Filmed on location in Hampshire – complete with a disastrous shoot in Lymington, where fake snow drifted out of control during filming – the production is handsome, with the finely choreographed musical numbers standing out as highlights: Saucy Nancy delivers a Gilbert and Sullivan-esque ode to the joys of pantomime, accompanied by a rabble of candy-coloured pirates, Billy Connolly stomps and sulks his way through ‘I Hate Christmas’ and Una Stubbs is every inch the perfect fairy-tale princess in a winsome song where Aunt Sally dreams of her handsome prince… all while having to made do with a downtrodden scarecrow.
Throughout it all, Jon Pertwee’s Worzel is the highlight. Three series in, the role of the scarecrow fits him like a twiggy-fingered glove, and every gurn, twitch and grimace is perfectly judged. He’s stroppy, unpredictable, amusingly awful and yet fundamentally loveable. Despite his moments of slapstick and glee, Worzel is forever a sad clown. “I reckons all our dreams is worth no more than a row of scabby cabbages, Aunt Sally,” he muses at one point, in a moment of piercing melancholy. It’s a beautiful, dignified piece of acting from Pertwee, miraculously unencumbered by his straw wig and rubber nose. And therein lies the genius of his performance – an utterly indelicate character played with supreme delicacy.
Available for decades as only a murky, low-band video transfer, this new release has gone back to the original camera negatives for improved picture quality.
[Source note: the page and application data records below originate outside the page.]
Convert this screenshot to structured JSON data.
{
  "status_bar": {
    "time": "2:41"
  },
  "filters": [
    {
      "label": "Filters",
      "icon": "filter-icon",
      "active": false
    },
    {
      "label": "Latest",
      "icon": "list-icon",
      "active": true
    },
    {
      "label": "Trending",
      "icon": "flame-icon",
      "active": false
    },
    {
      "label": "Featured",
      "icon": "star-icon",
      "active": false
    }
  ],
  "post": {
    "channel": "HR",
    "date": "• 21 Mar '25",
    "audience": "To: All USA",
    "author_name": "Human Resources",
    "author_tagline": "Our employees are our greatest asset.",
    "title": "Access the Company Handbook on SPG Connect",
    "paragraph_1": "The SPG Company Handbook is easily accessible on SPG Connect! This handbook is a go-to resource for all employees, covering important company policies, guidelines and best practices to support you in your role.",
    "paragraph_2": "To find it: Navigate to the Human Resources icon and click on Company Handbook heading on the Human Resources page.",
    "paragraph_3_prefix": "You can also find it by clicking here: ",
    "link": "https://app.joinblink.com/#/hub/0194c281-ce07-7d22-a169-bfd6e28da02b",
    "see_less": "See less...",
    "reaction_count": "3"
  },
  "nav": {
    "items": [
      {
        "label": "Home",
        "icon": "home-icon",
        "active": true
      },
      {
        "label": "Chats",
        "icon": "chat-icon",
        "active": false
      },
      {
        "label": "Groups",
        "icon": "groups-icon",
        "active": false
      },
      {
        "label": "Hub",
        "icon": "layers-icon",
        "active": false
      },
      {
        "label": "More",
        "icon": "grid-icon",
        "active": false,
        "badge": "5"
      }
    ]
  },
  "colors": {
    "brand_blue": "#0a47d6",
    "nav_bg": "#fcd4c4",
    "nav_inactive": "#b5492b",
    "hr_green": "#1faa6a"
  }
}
To say that the results are night and day would be an understatement: The grimy browns and greys are replaced with picture-book colours, and the show’s photography, art direction, character designs and make-up shine like never before. It’s an attractive presentation, but not a perfect one. There are occasional picture shifts, showing evidence of film shrinkage, which would benefit from digital stabilisation, while a more considered colour grade could have added greater vibrancy and atmosphere to the pictures. But these are minor criticisms. For a budget release, this is a significant upgrade and does much to restore the detail and charm of one of Worzel’s very best episodes. The definitive presentation of Worzel Gummidge has yet to come, but this release aptly demonstrates the potential of the material in the meantime.
❉ ‘Worzel Gummidge, Christmas Special’ is released on DVD, 28th October 2019 by Fabulous Films Ltd/Fremantle Media Enterprises. Cert U. Run time 52 mins. RRP £5.99. Cast: Jon Pertwee, Una Stubbs, Billy Connolly, Barbara Windsor, Bill Maynard, Geoffrey Bayldon.
❉ The Worzel Book (40th Anniversary Edition) by Stuart Manning, foreword by Mark Gatiss can be pre-ordered from Miwk Publishing.
❉ With thanks to Isabel at Fabulous Films, and Stuart Manning for proving the screen captures.